In cases where you know that countries in your sample have widely different levels of home production, if you want to do some more nuanced international comparison of GDP, you would do some extra research to try to find out what the value of home production is (nowadays there are some ways how this can be more or less precisely estimated) and you could try to adjust countries GDP for this problem.

Similarly, in that article Pettis does not say that GDP is miscalculated, in a sense that Chinese statisticians did not follow standard procedures. Rather there Pettis argues that because (in his opinion) a lot of Chinese investment is unproductive, compared to other countries, and according to Pettis this means that total factor productivity (TFP) for China (which is calculated using GDP), cannot be easily compared to TFP in other countries.

So, it is not that Pettis says GDP is literally miscalculated, rather he states that GDP and TFP in China cannot be readily compared to other countries. Then he goes on to propose some ways how GDP could be adjusted to compensate for that. Such adjustments are often controversial because there is large number of different ways of how one can adjust GDP and there is no clear agreement on which one is the best. In fact, going back to the previous example, the reason why GDP still excludes home production even though virtually all economists would agree its important part of the economy is that there we too do not have any agreed upon way to measure home production (at least not to such an objective degree as we can market production). So such proposals are often criticized because people do not agree on how the correct adjustment should be and thus many people even in research prefer to just default to using GDP as recorded as it is at least objective.

• nahb.org/News-and-Economics/Housing-Economics/… Housing’s contribution to GDP averages 15-18% and occurs in two ways: Residential investment (averaging roughly 3-5% of GDP) which includes construction of new single-family and multifamily structures, residential remodeling, production of manufactured homes, and brokers’ fees. Consumption spending on housing services (averaging roughly 12-13% of GDP) which includes gross rents and utilities paid by renters, as well as owners' imputed rents and utility payments.
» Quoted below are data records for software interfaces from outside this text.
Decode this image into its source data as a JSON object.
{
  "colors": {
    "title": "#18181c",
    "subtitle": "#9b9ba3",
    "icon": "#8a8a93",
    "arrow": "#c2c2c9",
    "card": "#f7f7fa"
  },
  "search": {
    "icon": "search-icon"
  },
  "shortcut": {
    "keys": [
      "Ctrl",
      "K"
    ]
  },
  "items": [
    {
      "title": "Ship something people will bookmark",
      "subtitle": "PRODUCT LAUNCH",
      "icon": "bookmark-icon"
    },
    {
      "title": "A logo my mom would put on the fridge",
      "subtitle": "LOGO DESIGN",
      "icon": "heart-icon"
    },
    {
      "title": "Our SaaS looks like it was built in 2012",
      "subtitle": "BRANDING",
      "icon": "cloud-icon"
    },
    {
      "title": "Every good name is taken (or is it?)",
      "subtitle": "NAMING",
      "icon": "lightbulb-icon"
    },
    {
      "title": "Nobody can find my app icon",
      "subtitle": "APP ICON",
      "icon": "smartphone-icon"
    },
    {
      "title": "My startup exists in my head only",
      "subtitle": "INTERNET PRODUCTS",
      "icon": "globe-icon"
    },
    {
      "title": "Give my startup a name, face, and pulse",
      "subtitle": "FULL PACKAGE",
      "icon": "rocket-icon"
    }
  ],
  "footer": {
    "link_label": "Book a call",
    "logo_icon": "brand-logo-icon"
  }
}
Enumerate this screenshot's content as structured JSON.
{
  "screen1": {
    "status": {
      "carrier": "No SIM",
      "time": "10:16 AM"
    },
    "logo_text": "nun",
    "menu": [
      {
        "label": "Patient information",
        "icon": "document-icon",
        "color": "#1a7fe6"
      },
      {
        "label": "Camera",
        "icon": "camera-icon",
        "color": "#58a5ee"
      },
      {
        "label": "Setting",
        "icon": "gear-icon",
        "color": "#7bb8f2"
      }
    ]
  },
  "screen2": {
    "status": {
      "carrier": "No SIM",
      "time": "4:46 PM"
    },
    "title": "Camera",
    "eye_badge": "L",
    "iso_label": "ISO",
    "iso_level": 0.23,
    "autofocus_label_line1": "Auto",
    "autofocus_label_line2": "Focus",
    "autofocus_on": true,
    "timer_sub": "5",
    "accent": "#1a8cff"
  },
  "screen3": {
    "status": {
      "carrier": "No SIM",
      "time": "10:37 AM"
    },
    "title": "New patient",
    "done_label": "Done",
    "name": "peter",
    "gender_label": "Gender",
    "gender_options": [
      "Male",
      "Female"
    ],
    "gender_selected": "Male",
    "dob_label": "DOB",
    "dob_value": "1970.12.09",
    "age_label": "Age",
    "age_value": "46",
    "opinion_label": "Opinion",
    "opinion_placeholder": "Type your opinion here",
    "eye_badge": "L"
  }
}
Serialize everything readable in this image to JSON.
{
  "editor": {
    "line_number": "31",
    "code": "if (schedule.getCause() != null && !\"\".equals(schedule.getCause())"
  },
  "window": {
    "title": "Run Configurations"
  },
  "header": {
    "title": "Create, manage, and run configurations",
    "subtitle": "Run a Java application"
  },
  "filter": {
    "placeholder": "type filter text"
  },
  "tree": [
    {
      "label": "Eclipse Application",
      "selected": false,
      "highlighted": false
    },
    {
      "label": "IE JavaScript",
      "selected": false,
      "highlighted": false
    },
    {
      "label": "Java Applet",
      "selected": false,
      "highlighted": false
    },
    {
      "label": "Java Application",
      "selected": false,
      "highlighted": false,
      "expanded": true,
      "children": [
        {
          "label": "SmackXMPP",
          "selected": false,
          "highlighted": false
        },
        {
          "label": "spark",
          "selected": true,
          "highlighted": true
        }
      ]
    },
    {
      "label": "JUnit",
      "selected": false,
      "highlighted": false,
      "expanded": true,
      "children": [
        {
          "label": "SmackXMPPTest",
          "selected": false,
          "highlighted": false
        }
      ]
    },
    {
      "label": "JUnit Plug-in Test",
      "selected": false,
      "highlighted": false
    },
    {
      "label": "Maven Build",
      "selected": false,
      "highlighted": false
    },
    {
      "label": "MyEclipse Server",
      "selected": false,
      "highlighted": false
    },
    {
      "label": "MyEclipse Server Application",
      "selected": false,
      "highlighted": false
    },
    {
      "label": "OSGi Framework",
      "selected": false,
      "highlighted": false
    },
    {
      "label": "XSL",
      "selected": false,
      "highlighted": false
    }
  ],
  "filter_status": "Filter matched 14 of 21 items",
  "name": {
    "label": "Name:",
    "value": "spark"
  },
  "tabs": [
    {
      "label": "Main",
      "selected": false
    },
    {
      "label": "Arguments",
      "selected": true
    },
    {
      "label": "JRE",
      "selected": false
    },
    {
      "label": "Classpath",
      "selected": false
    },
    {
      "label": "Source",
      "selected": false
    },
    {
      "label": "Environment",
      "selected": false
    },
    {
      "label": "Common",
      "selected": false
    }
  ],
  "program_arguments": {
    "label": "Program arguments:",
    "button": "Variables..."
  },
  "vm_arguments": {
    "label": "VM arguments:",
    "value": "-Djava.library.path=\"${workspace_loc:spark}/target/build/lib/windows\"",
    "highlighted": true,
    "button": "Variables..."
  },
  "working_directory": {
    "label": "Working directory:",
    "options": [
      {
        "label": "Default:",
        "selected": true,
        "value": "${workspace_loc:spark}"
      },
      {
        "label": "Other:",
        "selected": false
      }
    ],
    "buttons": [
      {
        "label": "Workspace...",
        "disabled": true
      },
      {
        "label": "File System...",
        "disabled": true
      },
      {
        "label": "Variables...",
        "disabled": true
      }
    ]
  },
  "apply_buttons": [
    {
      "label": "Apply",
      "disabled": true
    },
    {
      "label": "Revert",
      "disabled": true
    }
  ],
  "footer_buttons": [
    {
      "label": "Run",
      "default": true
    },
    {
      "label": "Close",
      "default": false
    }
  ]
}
Jun 29, 2021 at 17:09
• @1muflon1♦ I think Pettis is literally arguing that there should be a write down in the actual calculation (not just merely how you interpret the number and adjust for it). This is a comment in his article that you can CTRL F: Jun 29, 2021 at 17:15
• "You are only partly right, and because your confusion occurs so often among those who inly partly understand GDP accounting, I always make sure to explain (not always to much effect, apparently) that it is the "writing down" of the asset that matters, not its creation (and it is indeed like corporate accounting, which also does not include the exchanging of cash for an asset as revenue)." Jun 29, 2021 at 17:15
• "To explain again: when a business invests in a project that turns out to have no value, when it writes down the asset, this reduces its profitability, which in turn reduces its contribution to the value-added component of GDP. That is how it should (but doesn't, if it isn't written down) affect the GDP calculation. If entities in two countries each invest \$100 in projects that create no value, and in one country that project is written down, but not in the other, the former will record$100 less GDP than the latter during the period in which the write-down occurred." Jun 29, 2021 at 17:15
• In other words, he is arguing that actual calculated GDP should be lower (not an interpretation of calculated GDP), since he states that it affects the value added component of GDP. Jun 29, 2021 at 17:17